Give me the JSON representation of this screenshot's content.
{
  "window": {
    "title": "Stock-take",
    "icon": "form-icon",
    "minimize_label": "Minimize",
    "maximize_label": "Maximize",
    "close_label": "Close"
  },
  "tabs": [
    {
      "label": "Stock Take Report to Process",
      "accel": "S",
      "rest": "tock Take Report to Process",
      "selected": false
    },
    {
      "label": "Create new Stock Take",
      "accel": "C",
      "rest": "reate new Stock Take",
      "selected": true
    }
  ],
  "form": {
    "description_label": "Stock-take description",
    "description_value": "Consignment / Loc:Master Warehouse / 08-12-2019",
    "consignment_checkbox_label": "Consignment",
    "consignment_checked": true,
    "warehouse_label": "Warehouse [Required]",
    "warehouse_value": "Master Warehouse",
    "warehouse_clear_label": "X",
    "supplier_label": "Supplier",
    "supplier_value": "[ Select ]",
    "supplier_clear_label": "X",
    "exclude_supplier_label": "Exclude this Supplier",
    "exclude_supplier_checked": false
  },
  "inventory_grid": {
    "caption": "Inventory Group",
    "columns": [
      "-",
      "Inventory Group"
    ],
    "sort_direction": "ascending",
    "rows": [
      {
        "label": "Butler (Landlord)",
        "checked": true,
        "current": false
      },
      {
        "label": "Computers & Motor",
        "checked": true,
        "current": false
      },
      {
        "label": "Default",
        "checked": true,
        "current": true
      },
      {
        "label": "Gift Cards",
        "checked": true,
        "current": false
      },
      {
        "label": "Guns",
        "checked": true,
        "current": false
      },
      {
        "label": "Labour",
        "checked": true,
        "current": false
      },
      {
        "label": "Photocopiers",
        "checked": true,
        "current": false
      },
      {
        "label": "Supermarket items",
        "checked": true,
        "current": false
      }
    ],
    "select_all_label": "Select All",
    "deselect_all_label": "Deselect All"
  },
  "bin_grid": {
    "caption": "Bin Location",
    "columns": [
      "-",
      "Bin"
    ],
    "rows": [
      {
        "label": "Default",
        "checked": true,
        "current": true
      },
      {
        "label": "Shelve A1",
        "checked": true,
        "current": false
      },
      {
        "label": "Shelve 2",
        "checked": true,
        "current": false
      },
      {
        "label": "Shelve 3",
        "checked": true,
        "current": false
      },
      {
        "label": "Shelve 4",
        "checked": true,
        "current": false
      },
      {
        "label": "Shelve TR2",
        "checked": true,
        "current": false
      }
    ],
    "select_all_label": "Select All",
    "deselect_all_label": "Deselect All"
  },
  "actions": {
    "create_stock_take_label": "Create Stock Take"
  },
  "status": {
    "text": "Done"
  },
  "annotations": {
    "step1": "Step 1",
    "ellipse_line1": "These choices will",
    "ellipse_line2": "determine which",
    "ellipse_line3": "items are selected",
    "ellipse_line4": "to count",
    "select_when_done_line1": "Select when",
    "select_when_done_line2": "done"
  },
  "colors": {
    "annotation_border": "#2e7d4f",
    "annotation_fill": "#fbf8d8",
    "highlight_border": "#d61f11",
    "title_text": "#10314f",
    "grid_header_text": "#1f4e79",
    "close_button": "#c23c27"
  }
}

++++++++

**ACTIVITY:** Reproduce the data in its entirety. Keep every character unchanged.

**RESPONSE FOR THIS EXERCISE:**
Give me the JSON representation of this screenshot's content.
{
  "window": {
    "title": "Stock-take",
    "icon": "form-icon",
    "minimize_label": "Minimize",
    "maximize_label": "Maximize",
    "close_label": "Close"
  },
  "tabs": [
    {
      "label": "Stock Take Report to Process",
      "accel": "S",
      "rest": "tock Take Report to Process",
      "selected": false
    },
    {
      "label": "Create new Stock Take",
      "accel": "C",
      "rest": "reate new Stock Take",
      "selected": true
    }
  ],
  "form": {
    "description_label": "Stock-take description",
    "description_value": "Consignment / Loc:Master Warehouse / 08-12-2019",
    "consignment_checkbox_label": "Consignment",
    "consignment_checked": true,
    "warehouse_label": "Warehouse [Required]",
    "warehouse_value": "Master Warehouse",
    "warehouse_clear_label": "X",
    "supplier_label": "Supplier",
    "supplier_value": "[ Select ]",
    "supplier_clear_label": "X",
    "exclude_supplier_label": "Exclude this Supplier",
    "exclude_supplier_checked": false
  },
  "inventory_grid": {
    "caption": "Inventory Group",
    "columns": [
      "-",
      "Inventory Group"
    ],
    "sort_direction": "ascending",
    "rows": [
      {
        "label": "Butler (Landlord)",
        "checked": true,
        "current": false
      },
      {
        "label": "Computers & Motor",
        "checked": true,
        "current": false
      },
      {
        "label": "Default",
        "checked": true,
        "current": true
      },
      {
        "label": "Gift Cards",
        "checked": true,
        "current": false
      },
      {
        "label": "Guns",
        "checked": true,
        "current": false
      },
      {
        "label": "Labour",
        "checked": true,
        "current": false
      },
      {
        "label": "Photocopiers",
        "checked": true,
        "current": false
      },
      {
        "label": "Supermarket items",
        "checked": true,
        "current": false
      }
    ],
    "select_all_label": "Select All",
    "deselect_all_label": "Deselect All"
  },
  "bin_grid": {
    "caption": "Bin Location",
    "columns": [
      "-",
      "Bin"
    ],
    "rows": [
      {
        "label": "Default",
        "checked": true,
        "current": true
      },
      {
        "label": "Shelve A1",
        "checked": true,
        "current": false
      },
      {
        "label": "Shelve 2",
        "checked": true,
        "current": false
      },
      {
        "label": "Shelve 3",
        "checked": true,
        "current": false
      },
      {
        "label": "Shelve 4",
        "checked": true,
        "current": false
      },
      {
        "label": "Shelve TR2",
        "checked": true,
        "current": false
      }
    ],
    "select_all_label": "Select All",
    "deselect_all_label": "Deselect All"
  },
  "actions": {
    "create_stock_take_label": "Create Stock Take"
  },
  "status": {
    "text": "Done"
  },
  "annotations": {
    "step1": "Step 1",
    "ellipse_line1": "These choices will",
    "ellipse_line2": "determine which",
    "ellipse_line3": "items are selected",
    "ellipse_line4": "to count",
    "select_when_done_line1": "Select when",
    "select_when_done_line2": "done"
  },
  "colors": {
    "annotation_border": "#2e7d4f",
    "annotation_fill": "#fbf8d8",
    "highlight_border": "#d61f11",
    "title_text": "#10314f",
    "grid_header_text": "#1f4e79",
    "close_button": "#c23c27"
  }
}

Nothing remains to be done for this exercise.